Many Americans are obese, overweight and out of shape. For those Americans, hearing the advice to start working out is commonplace. The last thing that you expect when you start working out is for it to be bad for your health. That is exactly what might happen if you are injured while you are exercising.
According to the U.S. Consumer Product Safety Commission, around 460,000 emergency room visits each year are attributed to injuries because of exercise equipment. The most common piece of equipment involved is the treadmill. That, however, isn’t the only piece of exercise equipment that can lead to injuries. Exercise bands, dumbbells and elliptical machines are some of the other ones that can cause injuries.
A recent lawsuit is bringing the dangers of exercise equipment to light. The case stems from an injury that occurred at a 24 Hour Fitness in January of 2011. The 60-year-old woman at the center of the lawsuit fainted while she was on the treadmill. She fractured her skull in several places when she fell. She now suffers from a brain injury that necessitates long-term care. She is seeking $3.8 million to help cover her future care costs and lost wages.
The insurance industry is quick to blame the people who exercise for the accidents. One insurance executive noted that 99 percent of the time, exercise injuries are caused by operator error. He notes that oftentimes, these cases are settled for low amounts because the person who is exercising is often negligent.
He did note that the case against 24 Hour Fitness is unique because it calls the placement of the treadmill into question. Located just under 4 feet from the treadmill where the accident occurred was a metal component of a leg machine. That is much less than the 6-foot deep clearance the manufacturer required for the treadmill, and much less than the 6.5 feet that is recommended by ASTM International.
If you are injured on exercise equipment, you might need to explore your options for seeking compensation. Although the battle might be tough, it might be worth it.
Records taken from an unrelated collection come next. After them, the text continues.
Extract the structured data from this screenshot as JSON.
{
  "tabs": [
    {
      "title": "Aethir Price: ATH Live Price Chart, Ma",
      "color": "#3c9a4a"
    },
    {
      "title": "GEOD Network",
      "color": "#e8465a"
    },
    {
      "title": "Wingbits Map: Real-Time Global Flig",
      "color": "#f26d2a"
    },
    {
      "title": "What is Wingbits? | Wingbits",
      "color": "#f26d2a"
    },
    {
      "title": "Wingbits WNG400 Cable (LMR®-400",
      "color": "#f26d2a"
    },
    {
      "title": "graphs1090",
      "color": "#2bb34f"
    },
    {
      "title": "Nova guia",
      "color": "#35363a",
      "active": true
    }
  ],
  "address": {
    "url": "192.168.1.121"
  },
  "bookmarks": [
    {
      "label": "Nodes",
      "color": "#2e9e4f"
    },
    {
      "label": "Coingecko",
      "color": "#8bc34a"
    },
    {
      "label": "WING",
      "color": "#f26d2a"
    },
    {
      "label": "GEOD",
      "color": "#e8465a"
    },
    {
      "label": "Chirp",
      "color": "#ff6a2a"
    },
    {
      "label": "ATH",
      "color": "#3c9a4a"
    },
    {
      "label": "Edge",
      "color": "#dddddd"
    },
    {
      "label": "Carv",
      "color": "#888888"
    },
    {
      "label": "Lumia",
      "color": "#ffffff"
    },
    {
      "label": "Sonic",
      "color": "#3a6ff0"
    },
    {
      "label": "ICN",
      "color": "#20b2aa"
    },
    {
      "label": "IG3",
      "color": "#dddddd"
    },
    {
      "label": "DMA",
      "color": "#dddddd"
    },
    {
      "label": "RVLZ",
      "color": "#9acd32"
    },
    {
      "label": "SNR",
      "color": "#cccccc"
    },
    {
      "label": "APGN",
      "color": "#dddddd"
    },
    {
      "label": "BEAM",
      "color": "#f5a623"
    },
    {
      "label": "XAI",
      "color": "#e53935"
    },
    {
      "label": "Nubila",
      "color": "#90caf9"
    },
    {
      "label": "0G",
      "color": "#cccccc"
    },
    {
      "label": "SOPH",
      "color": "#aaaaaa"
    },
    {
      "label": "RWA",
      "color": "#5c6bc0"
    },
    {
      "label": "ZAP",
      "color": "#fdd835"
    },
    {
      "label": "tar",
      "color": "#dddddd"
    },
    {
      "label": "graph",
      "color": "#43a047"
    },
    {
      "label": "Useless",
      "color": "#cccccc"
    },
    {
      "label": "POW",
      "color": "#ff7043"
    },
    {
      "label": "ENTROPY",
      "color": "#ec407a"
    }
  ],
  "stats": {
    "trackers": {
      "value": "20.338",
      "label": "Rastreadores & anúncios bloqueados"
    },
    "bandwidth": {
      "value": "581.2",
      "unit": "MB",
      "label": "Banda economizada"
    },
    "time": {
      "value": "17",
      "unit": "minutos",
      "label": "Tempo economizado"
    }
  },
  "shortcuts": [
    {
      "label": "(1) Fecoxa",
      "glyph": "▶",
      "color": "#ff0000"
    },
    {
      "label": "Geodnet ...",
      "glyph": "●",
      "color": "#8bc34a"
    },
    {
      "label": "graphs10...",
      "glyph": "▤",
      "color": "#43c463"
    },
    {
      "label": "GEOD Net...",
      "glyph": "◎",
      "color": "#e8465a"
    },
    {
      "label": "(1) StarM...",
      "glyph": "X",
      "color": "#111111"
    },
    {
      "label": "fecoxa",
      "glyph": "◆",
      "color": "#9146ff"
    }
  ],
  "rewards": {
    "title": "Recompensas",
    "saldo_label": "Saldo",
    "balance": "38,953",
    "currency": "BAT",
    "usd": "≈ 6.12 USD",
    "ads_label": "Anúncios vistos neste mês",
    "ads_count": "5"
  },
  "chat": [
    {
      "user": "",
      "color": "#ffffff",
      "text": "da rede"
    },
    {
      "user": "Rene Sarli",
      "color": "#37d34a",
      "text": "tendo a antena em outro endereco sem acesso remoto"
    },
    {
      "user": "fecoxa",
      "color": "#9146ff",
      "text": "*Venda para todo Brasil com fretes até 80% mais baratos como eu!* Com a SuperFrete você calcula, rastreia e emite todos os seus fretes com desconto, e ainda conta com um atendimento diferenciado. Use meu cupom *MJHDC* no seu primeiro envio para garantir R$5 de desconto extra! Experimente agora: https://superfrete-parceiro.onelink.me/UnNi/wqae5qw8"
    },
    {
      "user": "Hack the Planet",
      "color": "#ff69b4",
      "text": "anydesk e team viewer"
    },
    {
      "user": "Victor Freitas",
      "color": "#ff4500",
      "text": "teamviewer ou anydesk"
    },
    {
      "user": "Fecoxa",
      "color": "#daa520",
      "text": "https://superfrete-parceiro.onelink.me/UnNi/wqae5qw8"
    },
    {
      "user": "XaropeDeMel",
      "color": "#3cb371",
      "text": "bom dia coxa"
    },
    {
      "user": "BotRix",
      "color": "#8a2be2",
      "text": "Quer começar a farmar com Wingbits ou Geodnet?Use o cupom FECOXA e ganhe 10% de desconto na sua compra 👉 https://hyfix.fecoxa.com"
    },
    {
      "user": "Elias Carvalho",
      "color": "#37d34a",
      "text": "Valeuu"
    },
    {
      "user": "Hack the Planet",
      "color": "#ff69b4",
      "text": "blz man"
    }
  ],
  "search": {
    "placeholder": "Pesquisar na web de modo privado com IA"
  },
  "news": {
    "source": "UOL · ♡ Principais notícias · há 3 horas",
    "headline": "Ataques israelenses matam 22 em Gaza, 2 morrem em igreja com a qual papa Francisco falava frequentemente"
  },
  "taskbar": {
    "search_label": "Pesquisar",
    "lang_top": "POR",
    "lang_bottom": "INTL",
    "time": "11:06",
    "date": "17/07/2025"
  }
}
Source: Sacramento Bee, “Brain-injury lawsuit highlights treadmill risks,” Claudia Buck, Sep. 26, 2016